Claire, the Sunday school secretary, says we're doing a play this year and apologizes for not getting together before now. It seems the Superintendent put her in charge and gave her a copy of the play he had chosen. It took her three weeks to convince him that it just wasn't right for us, and to come up with another script. I'm surprised she convinced him at all. But now we'll have to work extra hard to get it ready, if we think we can, if we aren't too wrapped up in our own little interests, if we really have enough faith that the Lord will enable us. And my kids think their generation invented peer pressure!
Our friend Ron says he'll build scenery. I never knew he could do that. Bonnie will play the piano, as usual. The boys would rather stay home and watch football. I inform my teenage son, “If the rest of the family can get involved, Tom, you're going to do the same. It's not going to hurt you one bit.”

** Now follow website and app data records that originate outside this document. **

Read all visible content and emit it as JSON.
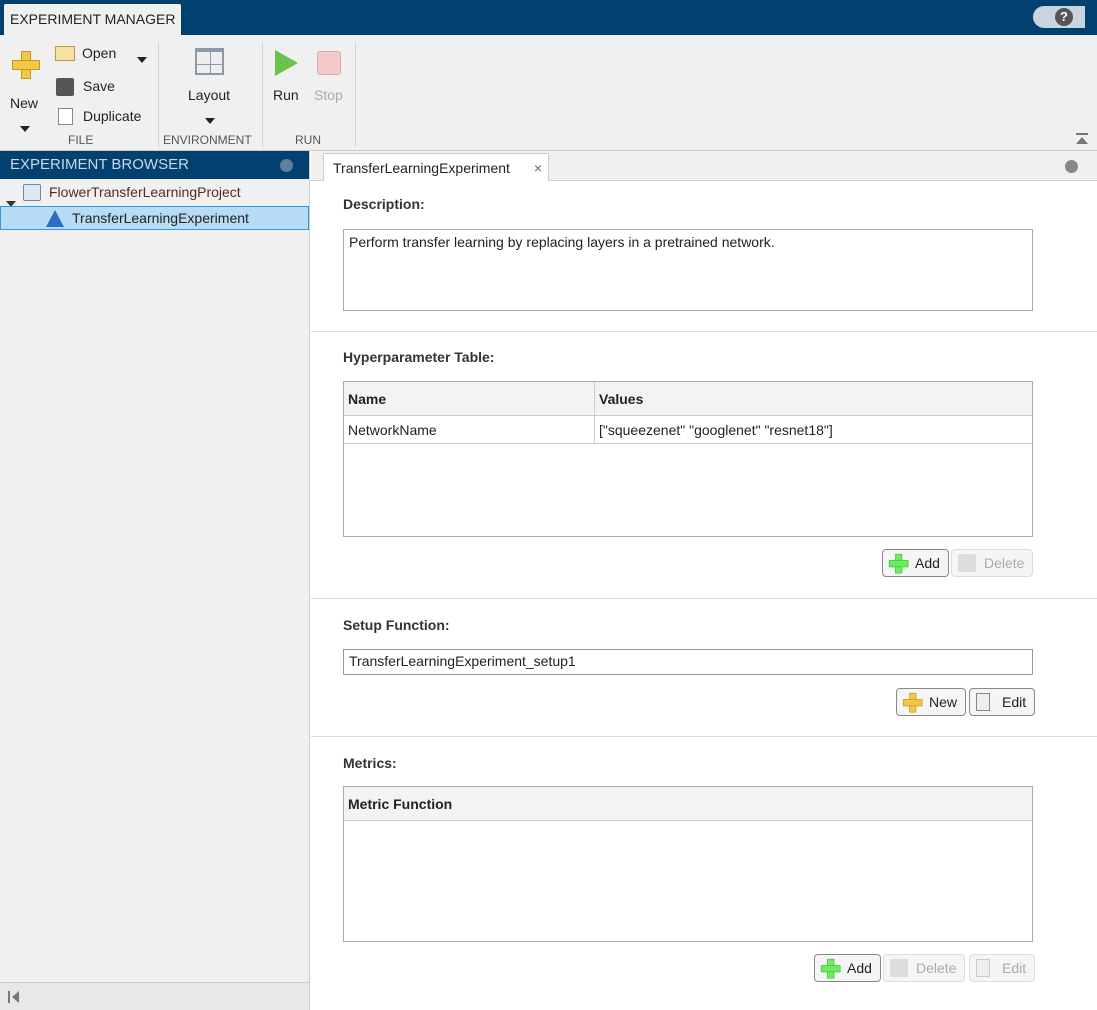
{
  "app": {
    "tab": "EXPERIMENT MANAGER",
    "help": "?"
  },
  "ribbon": {
    "new": "New",
    "open": "Open",
    "save": "Save",
    "duplicate": "Duplicate",
    "layout": "Layout",
    "run": "Run",
    "stop": "Stop",
    "sections": {
      "file": "FILE",
      "environment": "ENVIRONMENT",
      "run": "RUN"
    }
  },
  "browser": {
    "title": "EXPERIMENT BROWSER",
    "project": "FlowerTransferLearningProject",
    "experiment": "TransferLearningExperiment"
  },
  "doc": {
    "tab": "TransferLearningExperiment",
    "close": "×",
    "description": {
      "label": "Description:",
      "value": "Perform transfer learning by replacing layers in a pretrained network."
    },
    "hyper": {
      "label": "Hyperparameter Table:",
      "headers": [
        "Name",
        "Values"
      ],
      "rows": [
        [
          "NetworkName",
          "[\"squeezenet\" \"googlenet\" \"resnet18\"]"
        ]
      ],
      "add": "Add",
      "delete": "Delete"
    },
    "setup": {
      "label": "Setup Function:",
      "value": "TransferLearningExperiment_setup1",
      "new": "New",
      "edit": "Edit"
    },
    "metrics": {
      "label": "Metrics:",
      "header": "Metric Function",
      "add": "Add",
      "delete": "Delete",
      "edit": "Edit"
    }
  }
}
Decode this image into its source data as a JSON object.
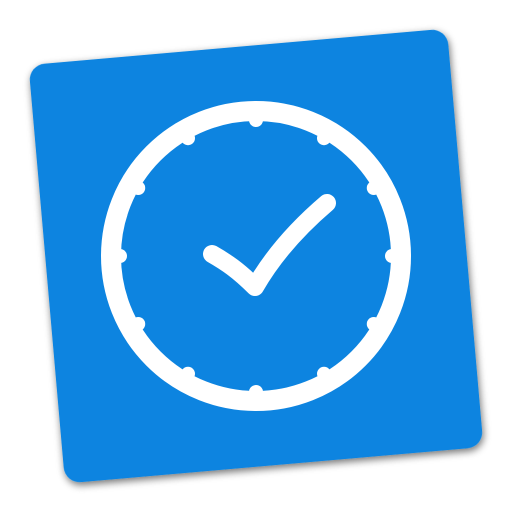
{
  "icon": {
    "name": "clock-check-icon",
    "tile_color": "#0a84e0",
    "glyph_color": "#ffffff",
    "shadow_color": "#1a1a1a"
  }
}
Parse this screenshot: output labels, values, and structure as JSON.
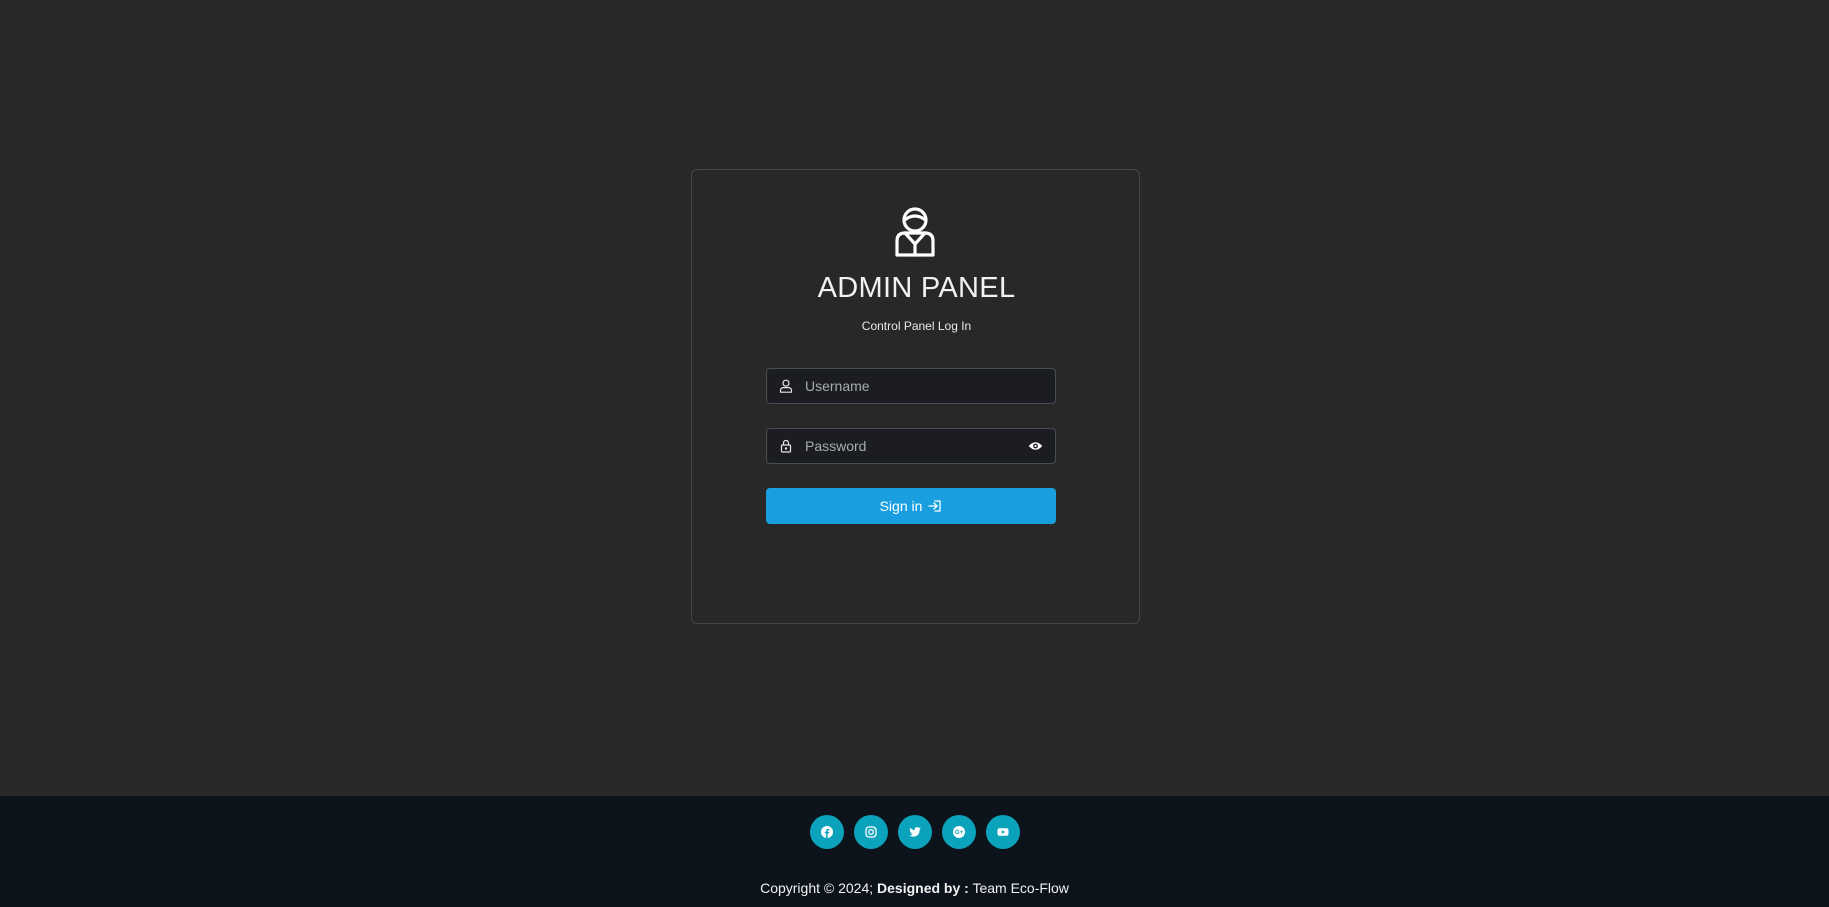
{
  "login": {
    "title": "ADMIN PANEL",
    "subtitle": "Control Panel Log In",
    "username_placeholder": "Username",
    "password_placeholder": "Password",
    "signin_label": "Sign in"
  },
  "footer": {
    "socials": [
      {
        "icon": "facebook-icon"
      },
      {
        "icon": "instagram-icon"
      },
      {
        "icon": "twitter-icon"
      },
      {
        "icon": "google-plus-icon"
      },
      {
        "icon": "youtube-icon"
      }
    ],
    "copyright_prefix": "Copyright © 2024;",
    "designed_by_label": "Designed by :",
    "designer": "Team Eco-Flow"
  },
  "colors": {
    "background": "#292929",
    "card_border": "#454545",
    "input_background": "#1b1d22",
    "accent": "#199fdf",
    "footer_background": "#0d131b",
    "social_background": "#0ba2bc"
  }
}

My husband and the girls are asked to sing. How nice. Oh, great! They'll all need decent clothes. Maybe the older ones can wear their outfits from the school chorus, and Karen's red velvet from last year should fit Cindy if I can hem it up and locate the belt.
At the first rehearsal I offer to be in charge of costumes, partly because I love to sew and partly so everyone will understand that I am NOT singing. Suddenly the rest of the cast all seem more interested in the whole project. I have to dress Mary, Joseph, three Wise Men, three Shepherds, and an Angel. Who? Some angel! Maybe she can get by with a choir robe and some tinsel in her hair. One down, eight to go.

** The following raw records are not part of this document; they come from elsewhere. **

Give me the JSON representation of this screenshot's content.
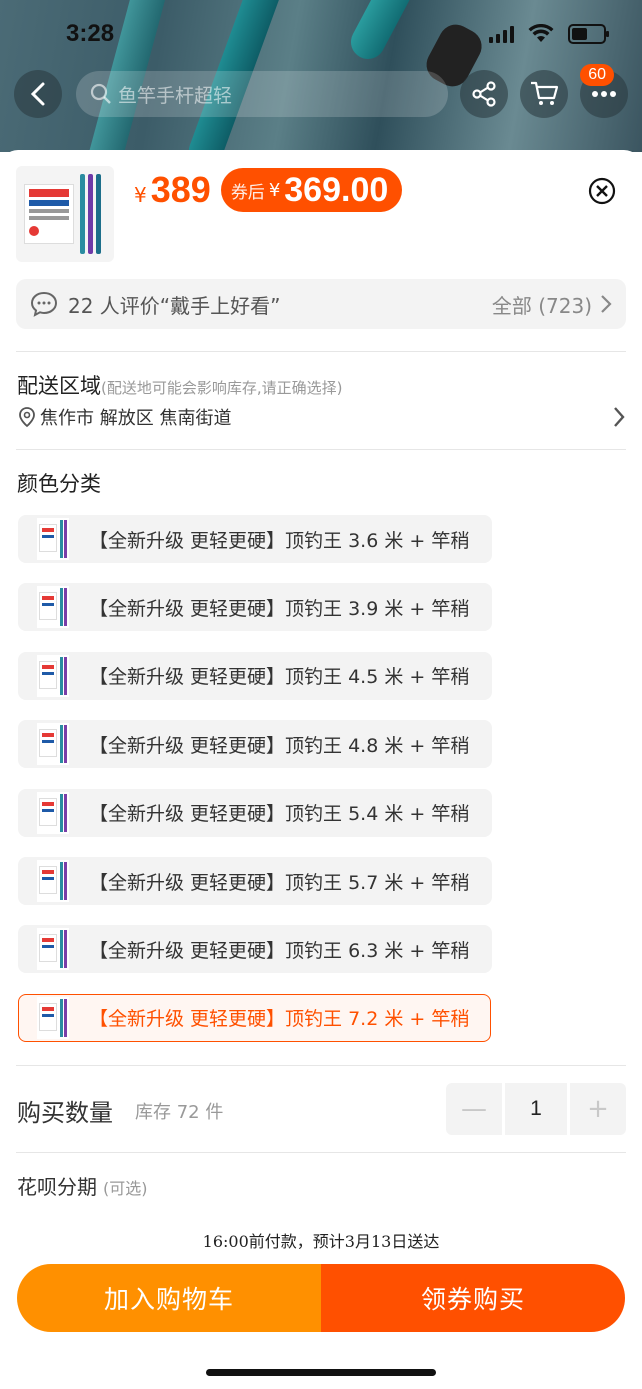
{
  "status_bar": {
    "time": "3:28"
  },
  "nav": {
    "search_placeholder": "鱼竿手杆超轻",
    "cart_badge": "60"
  },
  "product": {
    "price_currency": "¥",
    "price": "389",
    "coupon_label": "券后",
    "coupon_currency": "¥",
    "coupon_price": "369.00"
  },
  "review": {
    "text": "22 人评价“戴手上好看”",
    "all_label": "全部 (723)"
  },
  "delivery": {
    "title": "配送区域",
    "hint": "(配送地可能会影响库存,请正确选择)",
    "address": "焦作市 解放区 焦南街道"
  },
  "variants": {
    "title": "颜色分类",
    "items": [
      {
        "label": "【全新升级 更轻更硬】顶钓王 3.6 米 + 竿稍",
        "selected": false
      },
      {
        "label": "【全新升级 更轻更硬】顶钓王 3.9 米 + 竿稍",
        "selected": false
      },
      {
        "label": "【全新升级 更轻更硬】顶钓王 4.5 米 + 竿稍",
        "selected": false
      },
      {
        "label": "【全新升级 更轻更硬】顶钓王 4.8 米 + 竿稍",
        "selected": false
      },
      {
        "label": "【全新升级 更轻更硬】顶钓王 5.4 米 + 竿稍",
        "selected": false
      },
      {
        "label": "【全新升级 更轻更硬】顶钓王 5.7 米 + 竿稍",
        "selected": false
      },
      {
        "label": "【全新升级 更轻更硬】顶钓王 6.3 米 + 竿稍",
        "selected": false
      },
      {
        "label": "【全新升级 更轻更硬】顶钓王 7.2 米 + 竿稍",
        "selected": true
      }
    ]
  },
  "quantity": {
    "label": "购买数量",
    "stock": "库存 72 件",
    "minus": "—",
    "value": "1",
    "plus": "+"
  },
  "installment": {
    "label": "花呗分期",
    "optional": "(可选)"
  },
  "delivery_note": "16:00前付款，预计3月13日送达",
  "actions": {
    "add_to_cart": "加入购物车",
    "buy": "领券购买"
  },
  "colors": {
    "accent": "#ff5000",
    "cart": "#ff9000"
  }
}
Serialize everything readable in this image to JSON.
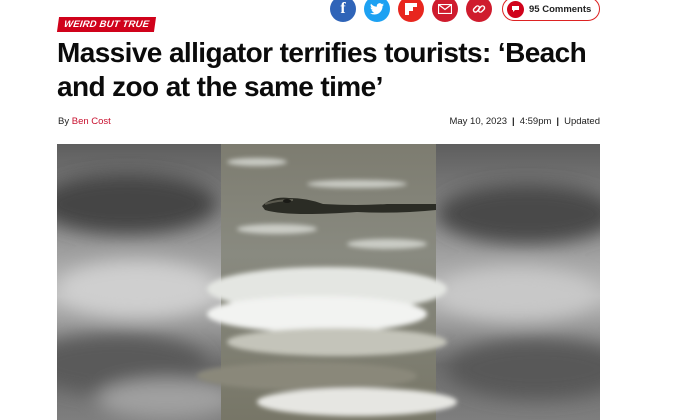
{
  "article": {
    "kicker": "WEIRD BUT TRUE",
    "title": "Massive alligator terrifies tourists: ‘Beach and zoo at the same time’",
    "byline_prefix": "By",
    "author": "Ben Cost",
    "date": "May 10, 2023",
    "time": "4:59pm",
    "updated": "Updated"
  },
  "share": {
    "icons": [
      "facebook-icon",
      "twitter-icon",
      "flipboard-icon",
      "email-icon",
      "link-icon"
    ],
    "comments_label": "95 Comments"
  },
  "colors": {
    "brand_red": "#d0021b",
    "facebook": "#2f64b8",
    "twitter": "#1da1f2"
  },
  "media": {
    "type": "video-frame",
    "subject": "alligator-in-surf"
  }
}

Mary, played by Claire's favorite niece, comes up to me and says how she would like her outfit to look. I really appreciate her enthusiasm and willingness to help. She wants a simple blue gown and white veil. Mary always wears something like that. I wonder what would happen if some year she showed up in brown and orange?
If I'm going to do this, Lord, I'm going to give it my best effort. You deserve nothing less. Maybe it's not important to anyone else, but it's for You. I glance through a book on historical costumes, and begin envisioning the three Wise Men. We don't know how many there really were, of course, but I'm glad we decided to stick with tradition on this point. I couldn't handle any more unruly teenage boys. Everyone is calling them the Three Wise Guys.

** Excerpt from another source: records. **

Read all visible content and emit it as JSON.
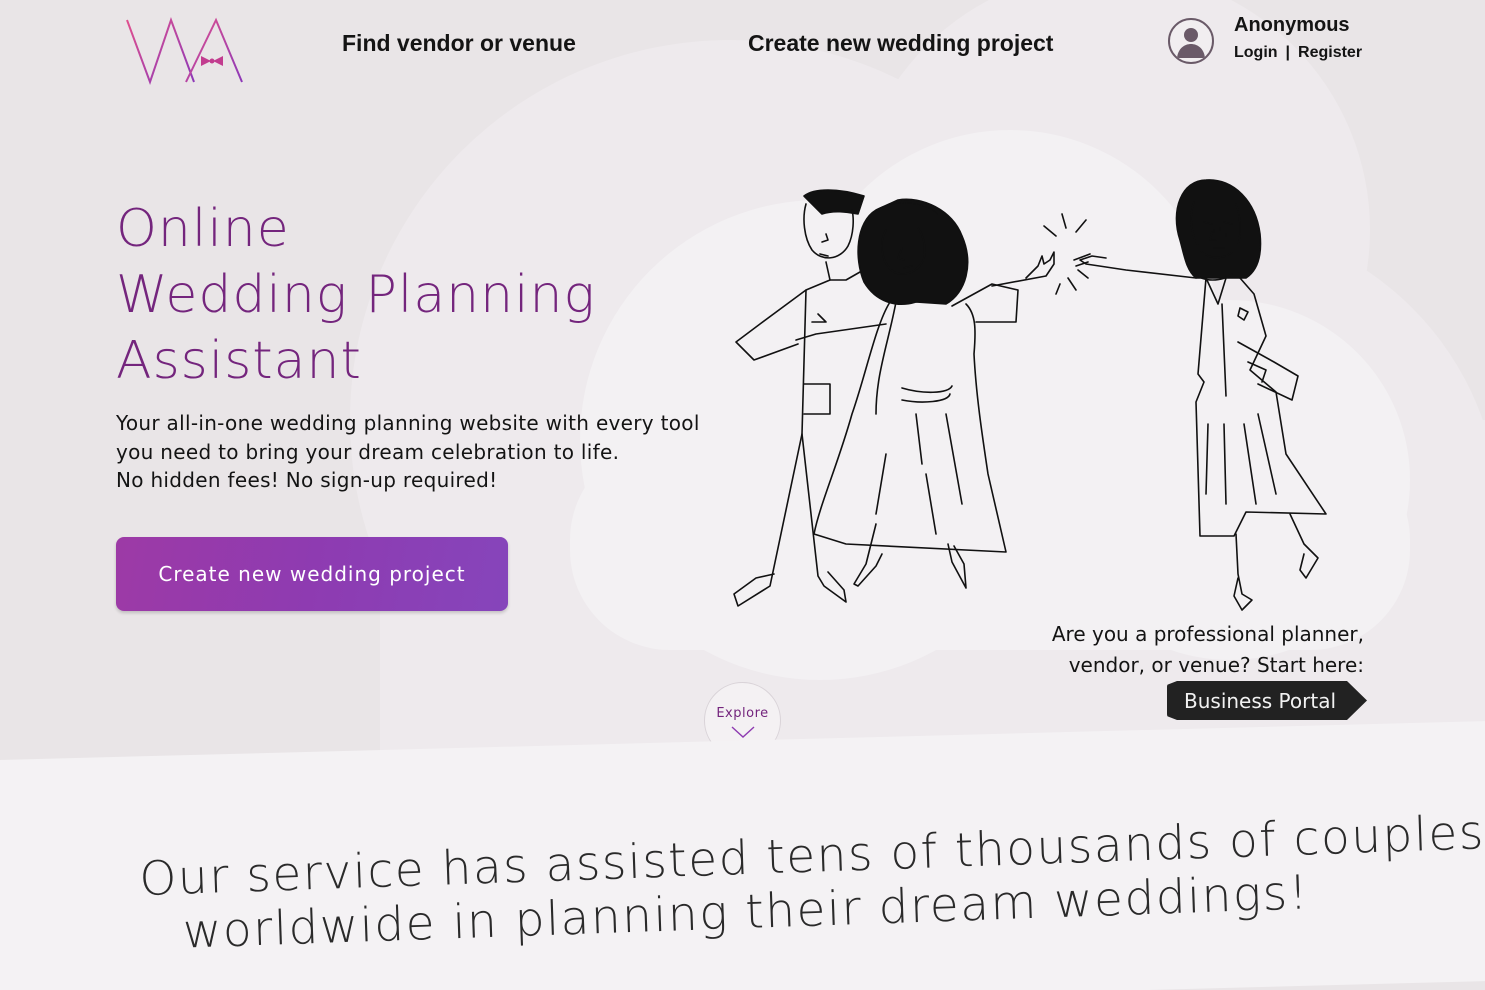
{
  "header": {
    "nav_find": "Find vendor or venue",
    "nav_create": "Create new wedding project",
    "user": {
      "name": "Anonymous",
      "login": "Login",
      "separator": "|",
      "register": "Register"
    }
  },
  "hero": {
    "title_lines": [
      "Online",
      "Wedding Planning",
      "Assistant"
    ],
    "description_lines": [
      "Your all-in-one wedding planning website with every tool",
      "you need to bring your dream celebration to life.",
      "No hidden fees! No sign-up required!"
    ],
    "cta_label": "Create new wedding project"
  },
  "business": {
    "question_lines": [
      "Are you a professional planner,",
      "vendor, or venue? Start here:"
    ],
    "portal_label": "Business Portal"
  },
  "explore": {
    "label": "Explore"
  },
  "stats": {
    "lines": [
      "Our service has assisted tens of thousands of couples",
      "worldwide in planning their dream weddings!"
    ]
  },
  "colors": {
    "brand_purple": "#74257d",
    "cta_gradient_start": "#9d3aa6",
    "cta_gradient_end": "#8645bb",
    "portal_dark": "#222222",
    "background": "#e9e5e7"
  },
  "icons": {
    "logo": "wa-bowtie-logo",
    "avatar": "user-avatar-icon",
    "explore": "chevron-down-icon"
  }
}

I refuse to throw bathrobes on those boys and call them costumes. One will be a Mede. He can wear the long white gown I made out of old drapes for Trick or Treat. With the addition of a colorful yoke and sword sash borrowed from a Civil War uniform, and a cardboard crown, he'll be fine.
The next will be an Indian or African looking person. He'll have a red and green floral tunic and matching turban. I'll ignore the cracks about Aunt Jemima. Maybe we can borrow Mr. Halsey's oriental kimono for the third. It is a bathrobe, but at least it's not chenille.